What you will do
Type out the data again. Keep every line exactly the same.

Extracted records
*** Block opens ***

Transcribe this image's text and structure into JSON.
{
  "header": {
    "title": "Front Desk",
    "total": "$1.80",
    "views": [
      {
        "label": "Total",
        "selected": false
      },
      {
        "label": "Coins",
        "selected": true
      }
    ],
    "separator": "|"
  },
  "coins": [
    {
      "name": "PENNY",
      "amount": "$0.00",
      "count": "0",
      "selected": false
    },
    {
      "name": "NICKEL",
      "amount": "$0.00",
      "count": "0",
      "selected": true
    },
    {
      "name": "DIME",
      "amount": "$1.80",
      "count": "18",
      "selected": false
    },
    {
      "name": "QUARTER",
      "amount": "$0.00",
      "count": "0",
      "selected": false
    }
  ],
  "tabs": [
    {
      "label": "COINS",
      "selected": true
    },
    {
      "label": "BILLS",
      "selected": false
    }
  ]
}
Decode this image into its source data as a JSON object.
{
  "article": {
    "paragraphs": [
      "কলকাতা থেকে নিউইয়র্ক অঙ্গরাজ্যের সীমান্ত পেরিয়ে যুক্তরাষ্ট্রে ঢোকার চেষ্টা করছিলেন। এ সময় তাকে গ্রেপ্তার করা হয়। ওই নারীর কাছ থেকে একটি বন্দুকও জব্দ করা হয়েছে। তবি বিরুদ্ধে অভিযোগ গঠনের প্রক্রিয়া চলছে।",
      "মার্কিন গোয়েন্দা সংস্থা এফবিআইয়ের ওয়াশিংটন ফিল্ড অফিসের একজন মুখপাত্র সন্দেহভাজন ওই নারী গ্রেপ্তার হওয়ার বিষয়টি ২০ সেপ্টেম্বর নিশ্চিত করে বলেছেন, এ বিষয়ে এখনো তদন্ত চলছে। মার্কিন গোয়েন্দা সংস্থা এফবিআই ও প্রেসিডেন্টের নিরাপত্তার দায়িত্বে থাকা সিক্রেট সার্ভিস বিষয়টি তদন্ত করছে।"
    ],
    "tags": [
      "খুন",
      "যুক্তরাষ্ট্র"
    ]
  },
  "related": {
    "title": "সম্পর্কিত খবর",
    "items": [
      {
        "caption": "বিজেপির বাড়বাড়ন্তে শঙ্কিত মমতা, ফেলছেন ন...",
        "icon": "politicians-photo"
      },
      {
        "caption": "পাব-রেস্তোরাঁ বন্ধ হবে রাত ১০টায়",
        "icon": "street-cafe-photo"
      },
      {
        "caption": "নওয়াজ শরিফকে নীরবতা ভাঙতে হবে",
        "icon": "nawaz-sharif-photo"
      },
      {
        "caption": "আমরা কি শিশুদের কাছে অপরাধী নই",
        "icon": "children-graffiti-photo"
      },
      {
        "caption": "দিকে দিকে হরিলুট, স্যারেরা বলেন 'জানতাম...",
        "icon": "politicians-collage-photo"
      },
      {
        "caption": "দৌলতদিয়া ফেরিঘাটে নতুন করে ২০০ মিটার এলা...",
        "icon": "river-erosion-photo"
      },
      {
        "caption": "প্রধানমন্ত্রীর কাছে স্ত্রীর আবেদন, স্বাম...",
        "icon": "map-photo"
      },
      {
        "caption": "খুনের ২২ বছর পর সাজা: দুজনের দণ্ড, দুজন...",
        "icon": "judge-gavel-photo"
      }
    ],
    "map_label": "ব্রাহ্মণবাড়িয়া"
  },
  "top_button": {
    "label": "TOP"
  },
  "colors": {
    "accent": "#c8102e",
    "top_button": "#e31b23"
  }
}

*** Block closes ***

Your solution
Transcribe this image's text and structure into JSON.
{
  "header": {
    "title": "Front Desk",
    "total": "$1.80",
    "views": [
      {
        "label": "Total",
        "selected": false
      },
      {
        "label": "Coins",
        "selected": true
      }
    ],
    "separator": "|"
  },
  "coins": [
    {
      "name": "PENNY",
      "amount": "$0.00",
      "count": "0",
      "selected": false
    },
    {
      "name": "NICKEL",
      "amount": "$0.00",
      "count": "0",
      "selected": true
    },
    {
      "name": "DIME",
      "amount": "$1.80",
      "count": "18",
      "selected": false
    },
    {
      "name": "QUARTER",
      "amount": "$0.00",
      "count": "0",
      "selected": false
    }
  ],
  "tabs": [
    {
      "label": "COINS",
      "selected": true
    },
    {
      "label": "BILLS",
      "selected": false
    }
  ]
}
Decode this image into its source data as a JSON object.
{
  "article": {
    "paragraphs": [
      "কলকাতা থেকে নিউইয়র্ক অঙ্গরাজ্যের সীমান্ত পেরিয়ে যুক্তরাষ্ট্রে ঢোকার চেষ্টা করছিলেন। এ সময় তাকে গ্রেপ্তার করা হয়। ওই নারীর কাছ থেকে একটি বন্দুকও জব্দ করা হয়েছে। তবি বিরুদ্ধে অভিযোগ গঠনের প্রক্রিয়া চলছে।",
      "মার্কিন গোয়েন্দা সংস্থা এফবিআইয়ের ওয়াশিংটন ফিল্ড অফিসের একজন মুখপাত্র সন্দেহভাজন ওই নারী গ্রেপ্তার হওয়ার বিষয়টি ২০ সেপ্টেম্বর নিশ্চিত করে বলেছেন, এ বিষয়ে এখনো তদন্ত চলছে। মার্কিন গোয়েন্দা সংস্থা এফবিআই ও প্রেসিডেন্টের নিরাপত্তার দায়িত্বে থাকা সিক্রেট সার্ভিস বিষয়টি তদন্ত করছে।"
    ],
    "tags": [
      "খুন",
      "যুক্তরাষ্ট্র"
    ]
  },
  "related": {
    "title": "সম্পর্কিত খবর",
    "items": [
      {
        "caption": "বিজেপির বাড়বাড়ন্তে শঙ্কিত মমতা, ফেলছেন ন...",
        "icon": "politicians-photo"
      },
      {
        "caption": "পাব-রেস্তোরাঁ বন্ধ হবে রাত ১০টায়",
        "icon": "street-cafe-photo"
      },
      {
        "caption": "নওয়াজ শরিফকে নীরবতা ভাঙতে হবে",
        "icon": "nawaz-sharif-photo"
      },
      {
        "caption": "আমরা কি শিশুদের কাছে অপরাধী নই",
        "icon": "children-graffiti-photo"
      },
      {
        "caption": "দিকে দিকে হরিলুট, স্যারেরা বলেন 'জানতাম...",
        "icon": "politicians-collage-photo"
      },
      {
        "caption": "দৌলতদিয়া ফেরিঘাটে নতুন করে ২০০ মিটার এলা...",
        "icon": "river-erosion-photo"
      },
      {
        "caption": "প্রধানমন্ত্রীর কাছে স্ত্রীর আবেদন, স্বাম...",
        "icon": "map-photo"
      },
      {
        "caption": "খুনের ২২ বছর পর সাজা: দুজনের দণ্ড, দুজন...",
        "icon": "judge-gavel-photo"
      }
    ],
    "map_label": "ব্রাহ্মণবাড়িয়া"
  },
  "top_button": {
    "label": "TOP"
  },
  "colors": {
    "accent": "#c8102e",
    "top_button": "#e31b23"
  }
}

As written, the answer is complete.